» WORK INSTRUCTION: Copy each line of the records that holds the string "BUILD".

» DATA SUPPLIED:
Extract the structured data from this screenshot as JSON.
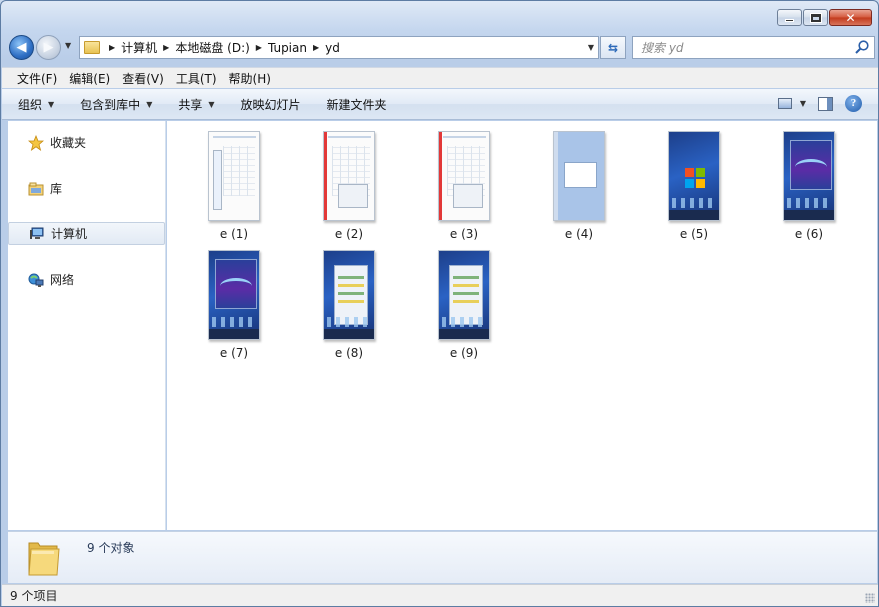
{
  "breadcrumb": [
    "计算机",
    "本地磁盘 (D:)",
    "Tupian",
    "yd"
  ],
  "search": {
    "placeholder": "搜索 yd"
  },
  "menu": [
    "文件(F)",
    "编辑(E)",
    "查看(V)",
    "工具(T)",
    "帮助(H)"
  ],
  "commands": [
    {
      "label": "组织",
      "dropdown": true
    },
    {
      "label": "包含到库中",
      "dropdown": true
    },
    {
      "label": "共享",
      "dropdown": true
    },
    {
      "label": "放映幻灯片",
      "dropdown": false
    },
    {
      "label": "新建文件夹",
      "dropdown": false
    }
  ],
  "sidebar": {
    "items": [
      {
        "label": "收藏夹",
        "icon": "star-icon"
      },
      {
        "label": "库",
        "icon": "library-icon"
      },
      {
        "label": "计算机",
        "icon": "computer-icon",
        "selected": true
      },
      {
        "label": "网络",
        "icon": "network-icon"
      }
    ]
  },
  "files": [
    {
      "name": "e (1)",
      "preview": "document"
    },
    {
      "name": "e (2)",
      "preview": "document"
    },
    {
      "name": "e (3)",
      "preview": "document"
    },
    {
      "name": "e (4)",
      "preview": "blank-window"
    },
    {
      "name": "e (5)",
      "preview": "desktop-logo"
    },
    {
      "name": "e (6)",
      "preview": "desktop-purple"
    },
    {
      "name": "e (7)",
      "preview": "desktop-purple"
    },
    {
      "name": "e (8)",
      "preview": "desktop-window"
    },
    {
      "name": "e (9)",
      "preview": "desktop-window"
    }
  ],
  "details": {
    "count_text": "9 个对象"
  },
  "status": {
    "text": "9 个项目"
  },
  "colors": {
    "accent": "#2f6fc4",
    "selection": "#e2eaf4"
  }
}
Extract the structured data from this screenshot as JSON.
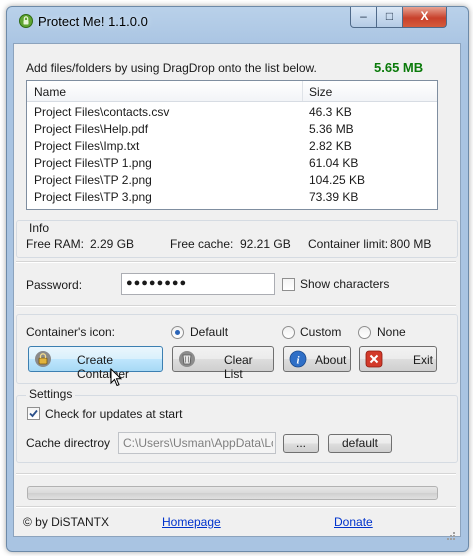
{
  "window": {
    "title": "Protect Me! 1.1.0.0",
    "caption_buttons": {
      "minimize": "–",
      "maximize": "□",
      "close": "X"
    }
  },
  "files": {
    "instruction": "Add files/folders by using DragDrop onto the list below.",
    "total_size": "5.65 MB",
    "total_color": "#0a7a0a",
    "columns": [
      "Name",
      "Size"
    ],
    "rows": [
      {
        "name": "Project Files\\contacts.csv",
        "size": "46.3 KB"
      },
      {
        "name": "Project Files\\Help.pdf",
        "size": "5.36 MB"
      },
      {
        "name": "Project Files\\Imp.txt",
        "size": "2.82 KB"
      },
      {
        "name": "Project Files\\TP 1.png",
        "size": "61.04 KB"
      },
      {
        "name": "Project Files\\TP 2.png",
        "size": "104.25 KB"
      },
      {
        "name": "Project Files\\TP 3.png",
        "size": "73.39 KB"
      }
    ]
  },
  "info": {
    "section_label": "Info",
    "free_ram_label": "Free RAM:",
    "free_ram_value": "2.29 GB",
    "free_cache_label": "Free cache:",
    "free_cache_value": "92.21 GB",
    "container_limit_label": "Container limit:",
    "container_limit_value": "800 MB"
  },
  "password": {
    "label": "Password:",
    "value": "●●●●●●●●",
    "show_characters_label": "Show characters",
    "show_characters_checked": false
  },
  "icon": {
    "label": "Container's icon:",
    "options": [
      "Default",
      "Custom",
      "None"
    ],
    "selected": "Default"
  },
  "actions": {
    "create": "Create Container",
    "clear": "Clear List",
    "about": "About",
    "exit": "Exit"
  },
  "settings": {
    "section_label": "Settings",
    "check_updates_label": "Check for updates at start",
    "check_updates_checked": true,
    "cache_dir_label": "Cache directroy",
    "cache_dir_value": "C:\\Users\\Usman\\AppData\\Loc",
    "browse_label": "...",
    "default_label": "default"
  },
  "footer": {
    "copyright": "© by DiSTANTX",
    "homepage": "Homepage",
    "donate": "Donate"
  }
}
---
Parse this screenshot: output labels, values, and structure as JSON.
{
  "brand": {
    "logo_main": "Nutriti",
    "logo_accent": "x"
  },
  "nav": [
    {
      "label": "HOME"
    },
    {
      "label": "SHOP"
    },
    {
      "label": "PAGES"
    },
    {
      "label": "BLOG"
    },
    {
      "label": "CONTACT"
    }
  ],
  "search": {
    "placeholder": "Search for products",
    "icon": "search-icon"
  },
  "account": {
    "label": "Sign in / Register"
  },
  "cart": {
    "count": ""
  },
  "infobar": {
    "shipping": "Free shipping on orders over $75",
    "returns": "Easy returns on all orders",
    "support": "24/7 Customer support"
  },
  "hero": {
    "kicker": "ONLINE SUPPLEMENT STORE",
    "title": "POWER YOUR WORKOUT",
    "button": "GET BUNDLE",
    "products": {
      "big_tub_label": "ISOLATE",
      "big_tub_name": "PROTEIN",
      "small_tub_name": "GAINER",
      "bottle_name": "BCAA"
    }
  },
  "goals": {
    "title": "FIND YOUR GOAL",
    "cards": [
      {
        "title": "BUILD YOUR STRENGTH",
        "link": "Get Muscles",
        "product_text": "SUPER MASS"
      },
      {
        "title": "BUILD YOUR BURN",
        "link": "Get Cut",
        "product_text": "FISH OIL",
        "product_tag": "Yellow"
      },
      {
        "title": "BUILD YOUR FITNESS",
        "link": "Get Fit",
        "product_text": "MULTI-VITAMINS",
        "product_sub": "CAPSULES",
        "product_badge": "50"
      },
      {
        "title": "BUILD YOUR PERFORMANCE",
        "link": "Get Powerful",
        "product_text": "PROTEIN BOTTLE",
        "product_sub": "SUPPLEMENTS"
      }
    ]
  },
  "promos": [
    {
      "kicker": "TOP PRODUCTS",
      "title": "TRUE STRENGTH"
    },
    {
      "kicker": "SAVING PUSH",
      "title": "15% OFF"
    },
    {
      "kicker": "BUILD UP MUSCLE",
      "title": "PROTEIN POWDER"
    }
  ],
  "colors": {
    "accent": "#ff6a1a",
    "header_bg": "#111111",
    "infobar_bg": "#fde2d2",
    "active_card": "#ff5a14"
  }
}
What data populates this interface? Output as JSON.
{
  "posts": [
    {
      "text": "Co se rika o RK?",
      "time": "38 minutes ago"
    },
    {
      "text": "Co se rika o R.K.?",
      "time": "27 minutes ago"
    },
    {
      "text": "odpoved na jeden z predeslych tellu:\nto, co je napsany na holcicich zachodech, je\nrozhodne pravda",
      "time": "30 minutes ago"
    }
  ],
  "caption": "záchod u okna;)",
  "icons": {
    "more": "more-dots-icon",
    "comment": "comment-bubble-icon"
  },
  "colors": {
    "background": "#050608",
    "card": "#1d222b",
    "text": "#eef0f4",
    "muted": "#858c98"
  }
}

» RESPONSE TO THE TASK:
        "title": "BUILD YOUR STRENGTH",
        "title": "BUILD YOUR BURN",
        "title": "BUILD YOUR FITNESS",
        "title": "BUILD YOUR PERFORMANCE",
      "kicker": "BUILD UP MUSCLE",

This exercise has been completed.